EXERCISE PROMPT: Using the data below, work out how many of its lines contain "JSON", and give that number with nothing added.

Entries from a dataset of interfaces:
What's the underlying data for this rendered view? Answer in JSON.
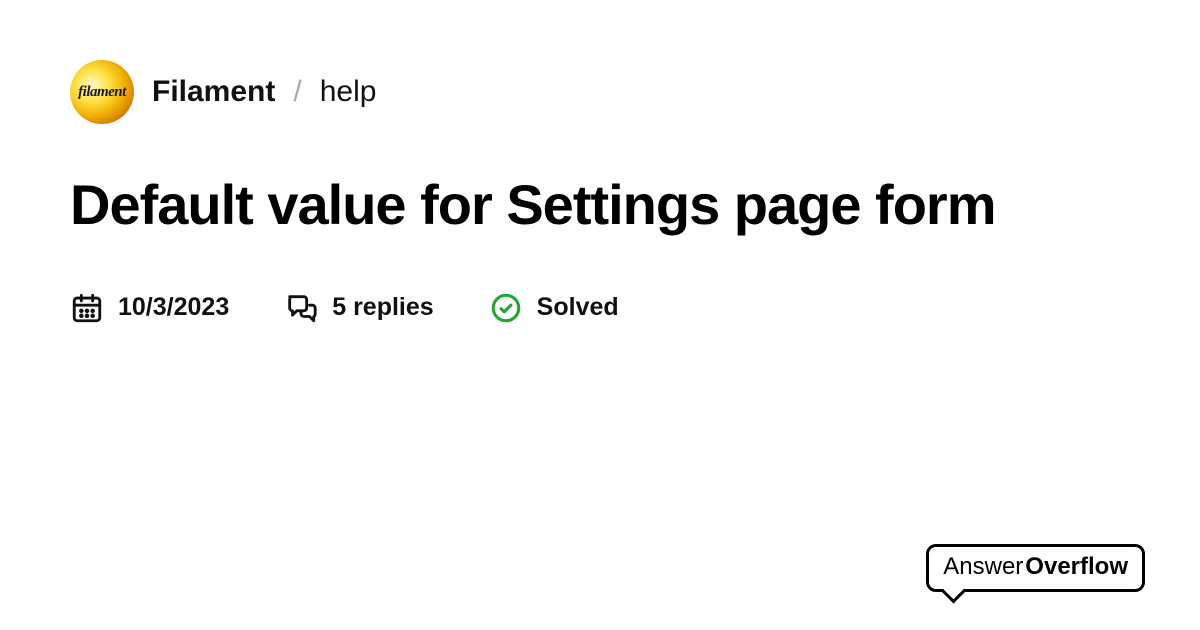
{
  "breadcrumb": {
    "avatar_label": "filament",
    "server": "Filament",
    "separator": "/",
    "channel": "help"
  },
  "title": "Default value for Settings page form",
  "meta": {
    "date": "10/3/2023",
    "replies": "5 replies",
    "status": "Solved"
  },
  "colors": {
    "status_green": "#1fa82e"
  },
  "brand": {
    "part1": "Answer",
    "part2": "Overflow"
  }
}
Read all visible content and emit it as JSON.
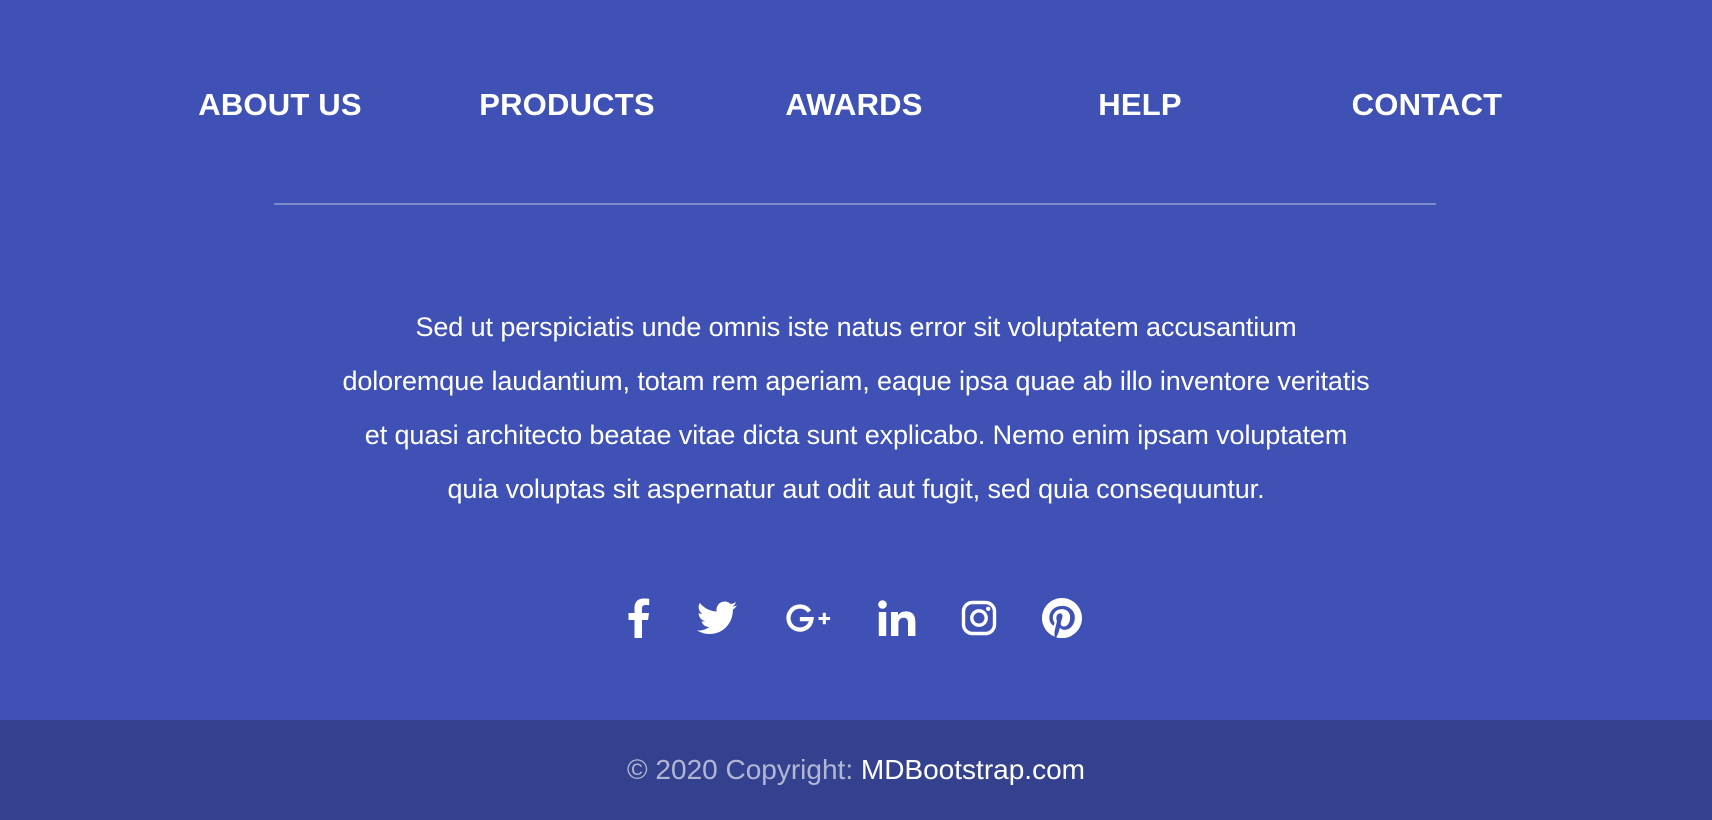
{
  "nav": {
    "items": [
      {
        "label": "ABOUT US"
      },
      {
        "label": "PRODUCTS"
      },
      {
        "label": "AWARDS"
      },
      {
        "label": "HELP"
      },
      {
        "label": "CONTACT"
      }
    ]
  },
  "description": {
    "lines": [
      "Sed ut perspiciatis unde omnis iste natus error sit voluptatem accusantium",
      "doloremque laudantium, totam rem aperiam, eaque ipsa quae ab illo inventore veritatis",
      "et quasi architecto beatae vitae dicta sunt explicabo. Nemo enim ipsam voluptatem",
      "quia voluptas sit aspernatur aut odit aut fugit, sed quia consequuntur."
    ]
  },
  "social": {
    "icons": [
      "facebook-icon",
      "twitter-icon",
      "google-plus-icon",
      "linkedin-icon",
      "instagram-icon",
      "pinterest-icon"
    ]
  },
  "copyright": {
    "prefix": "© 2020 Copyright:",
    "link_text": "MDBootstrap.com"
  },
  "colors": {
    "background": "#3f51b5",
    "copyright_bar": "#34418f",
    "text": "#ffffff"
  }
}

TASK RESPONSE: 2